## Task objective
Read the records below and report each line in which "JSON" occurs.

## Items from a data source
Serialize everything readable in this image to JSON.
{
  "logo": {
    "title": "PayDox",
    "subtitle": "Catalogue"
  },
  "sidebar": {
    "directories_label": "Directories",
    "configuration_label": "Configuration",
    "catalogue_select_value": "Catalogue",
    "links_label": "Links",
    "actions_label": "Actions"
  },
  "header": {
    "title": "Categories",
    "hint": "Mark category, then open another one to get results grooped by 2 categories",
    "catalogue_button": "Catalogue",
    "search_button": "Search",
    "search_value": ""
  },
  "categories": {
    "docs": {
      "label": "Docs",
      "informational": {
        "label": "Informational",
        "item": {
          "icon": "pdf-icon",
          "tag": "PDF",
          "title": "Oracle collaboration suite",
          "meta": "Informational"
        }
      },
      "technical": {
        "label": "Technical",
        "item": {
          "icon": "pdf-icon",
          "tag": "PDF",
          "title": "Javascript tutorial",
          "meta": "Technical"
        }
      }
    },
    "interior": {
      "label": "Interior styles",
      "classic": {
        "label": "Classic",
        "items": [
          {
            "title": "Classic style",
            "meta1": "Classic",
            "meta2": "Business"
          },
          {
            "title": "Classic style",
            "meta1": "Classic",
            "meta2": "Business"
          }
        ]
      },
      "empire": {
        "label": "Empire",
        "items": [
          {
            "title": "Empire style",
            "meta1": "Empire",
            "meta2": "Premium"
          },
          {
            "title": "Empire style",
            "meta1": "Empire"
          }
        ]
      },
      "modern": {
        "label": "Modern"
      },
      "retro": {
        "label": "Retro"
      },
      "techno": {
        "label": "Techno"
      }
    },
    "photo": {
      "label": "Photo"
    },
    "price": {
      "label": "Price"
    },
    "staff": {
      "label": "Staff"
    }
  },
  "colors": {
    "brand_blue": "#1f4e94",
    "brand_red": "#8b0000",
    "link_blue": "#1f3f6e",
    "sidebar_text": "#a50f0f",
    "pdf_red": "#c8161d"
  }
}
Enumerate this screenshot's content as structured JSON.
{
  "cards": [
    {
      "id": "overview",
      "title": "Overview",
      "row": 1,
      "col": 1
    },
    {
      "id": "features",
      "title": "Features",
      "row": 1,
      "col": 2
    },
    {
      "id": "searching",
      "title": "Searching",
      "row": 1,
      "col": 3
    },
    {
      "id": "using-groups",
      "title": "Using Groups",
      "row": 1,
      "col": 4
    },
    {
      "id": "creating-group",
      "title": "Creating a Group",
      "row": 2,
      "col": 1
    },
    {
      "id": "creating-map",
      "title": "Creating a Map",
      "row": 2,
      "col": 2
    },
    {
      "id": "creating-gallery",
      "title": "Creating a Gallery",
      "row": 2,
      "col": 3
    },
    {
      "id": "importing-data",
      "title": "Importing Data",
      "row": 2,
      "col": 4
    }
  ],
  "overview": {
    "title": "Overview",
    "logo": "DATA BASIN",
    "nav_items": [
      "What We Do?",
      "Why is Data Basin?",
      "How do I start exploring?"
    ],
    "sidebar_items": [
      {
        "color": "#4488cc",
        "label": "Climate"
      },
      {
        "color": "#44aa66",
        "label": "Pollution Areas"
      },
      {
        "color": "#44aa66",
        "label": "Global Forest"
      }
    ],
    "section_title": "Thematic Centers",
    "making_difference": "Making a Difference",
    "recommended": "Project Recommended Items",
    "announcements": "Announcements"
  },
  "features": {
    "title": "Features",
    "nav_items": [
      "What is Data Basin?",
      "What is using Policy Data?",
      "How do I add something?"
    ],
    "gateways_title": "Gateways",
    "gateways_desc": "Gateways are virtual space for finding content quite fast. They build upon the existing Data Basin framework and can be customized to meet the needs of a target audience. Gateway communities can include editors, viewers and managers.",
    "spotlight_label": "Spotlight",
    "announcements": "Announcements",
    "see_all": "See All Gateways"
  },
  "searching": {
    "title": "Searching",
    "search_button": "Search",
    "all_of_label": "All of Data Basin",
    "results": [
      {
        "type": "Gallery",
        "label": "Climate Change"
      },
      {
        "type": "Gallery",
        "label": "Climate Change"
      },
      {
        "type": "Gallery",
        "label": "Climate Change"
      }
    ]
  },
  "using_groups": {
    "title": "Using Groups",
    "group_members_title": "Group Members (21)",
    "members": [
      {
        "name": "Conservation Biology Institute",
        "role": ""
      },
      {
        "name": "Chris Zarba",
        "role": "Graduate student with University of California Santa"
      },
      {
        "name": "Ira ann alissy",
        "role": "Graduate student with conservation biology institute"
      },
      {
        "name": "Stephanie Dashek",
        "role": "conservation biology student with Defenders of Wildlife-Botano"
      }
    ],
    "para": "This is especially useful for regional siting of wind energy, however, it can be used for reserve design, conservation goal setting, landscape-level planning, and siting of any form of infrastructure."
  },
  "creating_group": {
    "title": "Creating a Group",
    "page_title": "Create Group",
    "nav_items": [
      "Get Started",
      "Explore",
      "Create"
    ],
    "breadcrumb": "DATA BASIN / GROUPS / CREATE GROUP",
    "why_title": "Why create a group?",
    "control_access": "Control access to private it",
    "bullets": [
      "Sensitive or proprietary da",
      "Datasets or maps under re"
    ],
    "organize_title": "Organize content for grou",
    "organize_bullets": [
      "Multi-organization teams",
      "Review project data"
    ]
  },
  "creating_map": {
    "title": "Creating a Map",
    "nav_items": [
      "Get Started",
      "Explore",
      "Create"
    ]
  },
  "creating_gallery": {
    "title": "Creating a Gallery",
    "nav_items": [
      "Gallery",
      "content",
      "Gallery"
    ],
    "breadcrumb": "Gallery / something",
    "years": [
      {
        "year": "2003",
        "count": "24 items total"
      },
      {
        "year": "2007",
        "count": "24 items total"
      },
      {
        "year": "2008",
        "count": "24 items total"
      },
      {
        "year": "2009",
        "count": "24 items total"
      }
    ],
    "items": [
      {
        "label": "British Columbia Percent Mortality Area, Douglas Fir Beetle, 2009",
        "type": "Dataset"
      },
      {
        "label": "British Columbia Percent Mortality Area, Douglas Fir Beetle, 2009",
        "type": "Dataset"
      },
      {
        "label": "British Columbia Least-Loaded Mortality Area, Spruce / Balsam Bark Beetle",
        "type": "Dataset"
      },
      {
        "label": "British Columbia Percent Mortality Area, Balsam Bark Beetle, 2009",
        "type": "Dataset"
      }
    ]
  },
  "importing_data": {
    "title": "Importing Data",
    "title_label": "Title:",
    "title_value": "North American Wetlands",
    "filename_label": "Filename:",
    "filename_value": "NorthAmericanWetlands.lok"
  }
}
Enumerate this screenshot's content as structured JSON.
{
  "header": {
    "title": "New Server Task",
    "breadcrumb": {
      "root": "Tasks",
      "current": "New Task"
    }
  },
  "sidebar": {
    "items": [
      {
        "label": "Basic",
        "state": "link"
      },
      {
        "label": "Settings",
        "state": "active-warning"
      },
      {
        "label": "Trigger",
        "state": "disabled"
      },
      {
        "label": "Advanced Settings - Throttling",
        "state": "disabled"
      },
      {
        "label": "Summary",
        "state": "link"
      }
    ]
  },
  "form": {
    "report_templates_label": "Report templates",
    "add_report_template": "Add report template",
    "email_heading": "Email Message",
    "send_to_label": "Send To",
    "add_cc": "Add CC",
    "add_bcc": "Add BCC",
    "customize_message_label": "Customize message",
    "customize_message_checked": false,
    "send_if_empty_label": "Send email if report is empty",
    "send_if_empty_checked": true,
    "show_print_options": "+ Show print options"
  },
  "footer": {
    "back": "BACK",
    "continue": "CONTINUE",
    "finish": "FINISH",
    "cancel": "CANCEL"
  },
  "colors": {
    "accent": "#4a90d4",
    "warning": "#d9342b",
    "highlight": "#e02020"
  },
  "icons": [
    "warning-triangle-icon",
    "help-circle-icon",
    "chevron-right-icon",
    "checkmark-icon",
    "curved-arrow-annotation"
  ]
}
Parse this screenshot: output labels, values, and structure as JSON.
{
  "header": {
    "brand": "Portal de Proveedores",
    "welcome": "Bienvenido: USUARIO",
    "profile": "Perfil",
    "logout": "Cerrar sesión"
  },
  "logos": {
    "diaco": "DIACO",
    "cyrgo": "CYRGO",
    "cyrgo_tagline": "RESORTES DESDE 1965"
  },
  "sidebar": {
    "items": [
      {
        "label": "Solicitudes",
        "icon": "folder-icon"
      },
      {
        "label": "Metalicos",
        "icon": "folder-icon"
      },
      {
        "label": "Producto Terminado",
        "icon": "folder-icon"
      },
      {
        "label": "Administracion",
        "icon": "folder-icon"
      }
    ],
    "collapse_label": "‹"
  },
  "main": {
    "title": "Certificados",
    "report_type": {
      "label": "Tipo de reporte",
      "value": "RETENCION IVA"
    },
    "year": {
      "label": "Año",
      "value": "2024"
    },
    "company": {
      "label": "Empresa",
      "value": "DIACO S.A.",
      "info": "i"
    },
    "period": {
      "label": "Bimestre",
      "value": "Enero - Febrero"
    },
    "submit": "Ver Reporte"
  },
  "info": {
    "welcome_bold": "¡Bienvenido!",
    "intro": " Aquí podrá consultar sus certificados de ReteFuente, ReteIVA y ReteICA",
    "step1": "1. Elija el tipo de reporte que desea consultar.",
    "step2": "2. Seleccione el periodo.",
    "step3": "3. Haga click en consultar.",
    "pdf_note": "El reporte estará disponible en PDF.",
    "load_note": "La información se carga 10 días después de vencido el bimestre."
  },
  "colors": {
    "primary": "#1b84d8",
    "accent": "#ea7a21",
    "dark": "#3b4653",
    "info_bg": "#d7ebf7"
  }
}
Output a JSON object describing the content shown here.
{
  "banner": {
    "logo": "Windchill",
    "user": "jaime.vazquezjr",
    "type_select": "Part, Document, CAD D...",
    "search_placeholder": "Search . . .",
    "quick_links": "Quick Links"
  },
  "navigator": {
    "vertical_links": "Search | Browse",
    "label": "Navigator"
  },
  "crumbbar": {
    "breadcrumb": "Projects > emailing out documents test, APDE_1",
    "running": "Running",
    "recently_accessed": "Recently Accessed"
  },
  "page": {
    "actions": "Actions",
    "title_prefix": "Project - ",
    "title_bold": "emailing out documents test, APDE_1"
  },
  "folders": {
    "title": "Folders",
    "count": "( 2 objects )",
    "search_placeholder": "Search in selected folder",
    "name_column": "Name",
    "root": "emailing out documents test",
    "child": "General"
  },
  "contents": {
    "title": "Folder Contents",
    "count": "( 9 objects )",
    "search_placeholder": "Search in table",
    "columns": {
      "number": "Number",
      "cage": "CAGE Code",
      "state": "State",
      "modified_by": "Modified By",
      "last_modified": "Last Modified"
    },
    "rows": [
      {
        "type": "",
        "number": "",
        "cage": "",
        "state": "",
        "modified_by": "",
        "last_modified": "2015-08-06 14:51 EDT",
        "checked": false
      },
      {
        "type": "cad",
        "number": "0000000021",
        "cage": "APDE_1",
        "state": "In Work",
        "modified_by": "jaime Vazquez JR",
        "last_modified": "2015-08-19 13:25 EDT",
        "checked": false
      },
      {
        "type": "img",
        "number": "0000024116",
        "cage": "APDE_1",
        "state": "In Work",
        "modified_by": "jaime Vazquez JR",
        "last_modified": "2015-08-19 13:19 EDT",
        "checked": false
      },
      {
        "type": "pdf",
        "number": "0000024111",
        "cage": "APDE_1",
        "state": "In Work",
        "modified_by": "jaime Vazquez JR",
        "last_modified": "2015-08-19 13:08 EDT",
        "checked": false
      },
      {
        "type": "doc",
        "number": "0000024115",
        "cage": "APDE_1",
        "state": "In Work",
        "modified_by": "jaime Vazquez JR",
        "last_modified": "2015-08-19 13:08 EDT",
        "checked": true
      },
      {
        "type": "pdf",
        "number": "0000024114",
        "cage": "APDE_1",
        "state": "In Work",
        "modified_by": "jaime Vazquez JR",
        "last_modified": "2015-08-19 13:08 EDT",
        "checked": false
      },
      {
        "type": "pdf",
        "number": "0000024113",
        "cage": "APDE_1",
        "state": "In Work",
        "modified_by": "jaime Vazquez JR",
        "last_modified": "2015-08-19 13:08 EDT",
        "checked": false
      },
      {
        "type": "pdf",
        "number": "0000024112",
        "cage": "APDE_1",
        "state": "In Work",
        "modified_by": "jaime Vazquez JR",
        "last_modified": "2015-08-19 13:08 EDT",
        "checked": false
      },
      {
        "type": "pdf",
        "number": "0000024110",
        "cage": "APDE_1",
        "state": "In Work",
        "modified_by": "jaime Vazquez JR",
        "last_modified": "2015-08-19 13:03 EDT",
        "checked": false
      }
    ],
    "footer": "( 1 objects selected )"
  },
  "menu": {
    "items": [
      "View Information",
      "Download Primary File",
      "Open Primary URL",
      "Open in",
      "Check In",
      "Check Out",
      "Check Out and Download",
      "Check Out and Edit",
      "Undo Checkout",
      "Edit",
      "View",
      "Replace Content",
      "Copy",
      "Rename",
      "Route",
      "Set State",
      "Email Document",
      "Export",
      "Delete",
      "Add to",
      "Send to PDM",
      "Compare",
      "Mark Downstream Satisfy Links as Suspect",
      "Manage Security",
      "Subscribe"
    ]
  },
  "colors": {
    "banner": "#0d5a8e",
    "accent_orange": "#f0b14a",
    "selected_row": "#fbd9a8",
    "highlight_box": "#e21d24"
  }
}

## The answer
Serialize everything readable in this image to JSON.
Enumerate this screenshot's content as structured JSON.
Enumerate this screenshot's content as structured JSON.
Parse this screenshot: output labels, values, and structure as JSON.
Output a JSON object describing the content shown here.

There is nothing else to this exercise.